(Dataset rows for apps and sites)
-=-=-

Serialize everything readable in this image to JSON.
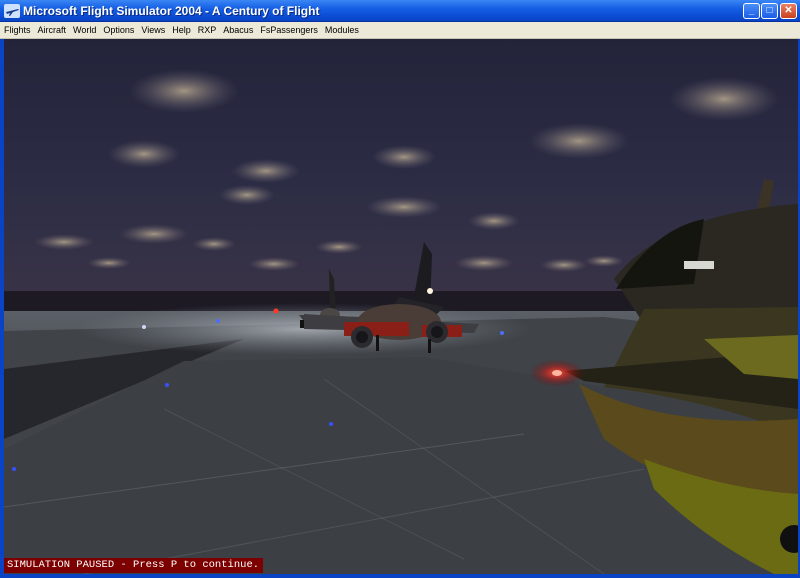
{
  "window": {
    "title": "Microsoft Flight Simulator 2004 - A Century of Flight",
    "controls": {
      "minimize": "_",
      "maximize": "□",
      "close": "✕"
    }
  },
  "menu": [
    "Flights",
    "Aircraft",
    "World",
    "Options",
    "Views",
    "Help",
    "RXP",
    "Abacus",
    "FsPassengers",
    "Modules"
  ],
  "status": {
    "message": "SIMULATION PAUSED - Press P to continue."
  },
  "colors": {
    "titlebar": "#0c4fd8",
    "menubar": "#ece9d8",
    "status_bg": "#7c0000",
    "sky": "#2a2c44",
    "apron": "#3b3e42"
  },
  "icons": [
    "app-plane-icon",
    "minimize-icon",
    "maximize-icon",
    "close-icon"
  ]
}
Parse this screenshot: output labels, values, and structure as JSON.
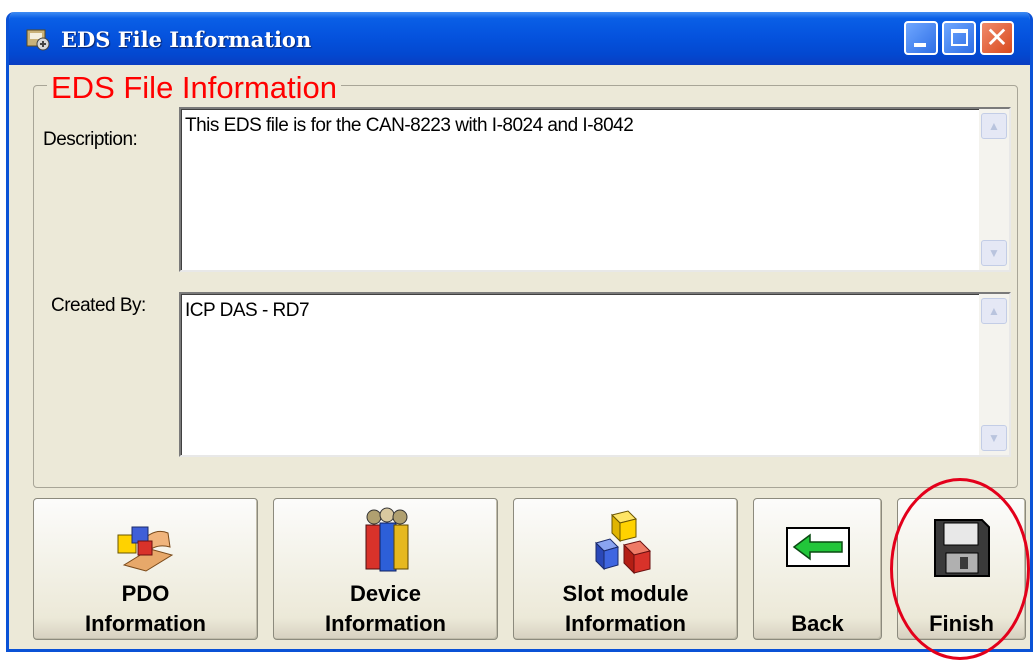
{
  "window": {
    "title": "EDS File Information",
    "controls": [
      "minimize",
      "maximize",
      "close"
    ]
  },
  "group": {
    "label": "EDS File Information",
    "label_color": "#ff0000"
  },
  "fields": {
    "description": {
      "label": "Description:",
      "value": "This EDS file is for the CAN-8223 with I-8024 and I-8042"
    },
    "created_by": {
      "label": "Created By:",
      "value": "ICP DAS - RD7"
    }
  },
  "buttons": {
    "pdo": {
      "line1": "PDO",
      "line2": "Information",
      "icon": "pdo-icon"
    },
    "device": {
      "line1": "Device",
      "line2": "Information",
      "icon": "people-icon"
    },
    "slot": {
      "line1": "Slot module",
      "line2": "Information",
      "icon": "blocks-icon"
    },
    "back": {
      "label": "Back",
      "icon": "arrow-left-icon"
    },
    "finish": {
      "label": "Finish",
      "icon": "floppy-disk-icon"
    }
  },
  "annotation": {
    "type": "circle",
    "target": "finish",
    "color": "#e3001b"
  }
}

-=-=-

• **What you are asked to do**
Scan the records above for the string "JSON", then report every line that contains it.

• **Solution to this task**
Serialize everything readable in this image to JSON.
Parse this screenshot: output labels, values, and structure as JSON.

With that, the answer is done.